The truth is that the Greek word most English language Bibles translate as “well” or “whole” actually is the verb “to save.”  All ten lepers were made physically “well” but only the one who returned to express his gratitude was “saved,” healed body and soul.

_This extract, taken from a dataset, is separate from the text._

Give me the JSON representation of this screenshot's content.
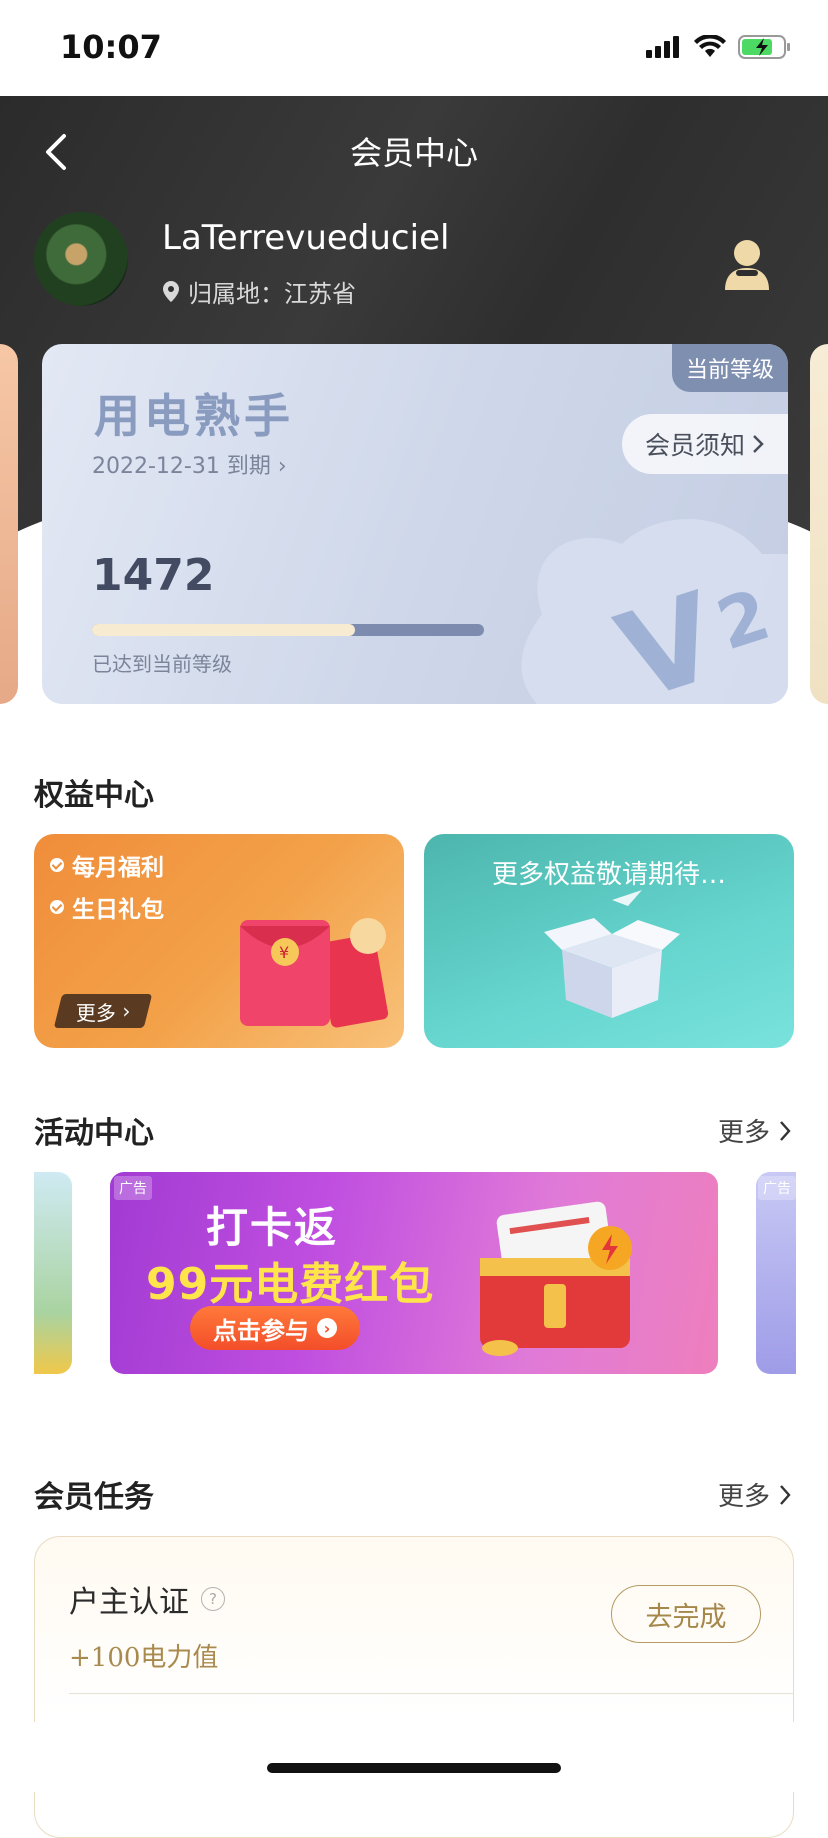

Gratitude has always been an integral part of living our faith.  God gives us everything we have and calls us to honor Him by giving back ten percent, a tithe, from our first fruits.  God has blessed us with life, skills, talents, and all the time we have.  Therefore, it is only right that we give thanks to God by giving back a portion of what we’ve been given.  God has even told us how we are to give to Him, informing us that what we give to the least of those in need we give to Him.  Therefore, we show our gratitude and honor God by giving and serving the needs of others.  And the greatest need anyone has goes beyond the physical, but is to know Jesus Christ as Lord and Savior.  Sharing our faith with others is a gift that not only blesses their lives right now, but for all eternity.  I would like to think of this giving back to God in thanks for what He has given us as “thanks-giving.”  But let us not limit this to an annual holiday or event.  God’s grace and blessings are ever flowing into our lives.  So while the Thanksgiving holiday is a great time to celebrate what we’ve received and count our blessings, we should be living an attitude of gratitude all year long.  Living a life of “thanks-giving” to God will not only make us feel better, it just may “save” us.  Save us because it will change our orientation from a focus on “receiving” to a focus on “giving.”  This is the example Christ has given us.  Through the gift of His life, death, and resurrection, we have been saved.  Show your “thanks-giving” every day and in every way!

Your fellow servant in Christ,

Pastor Harold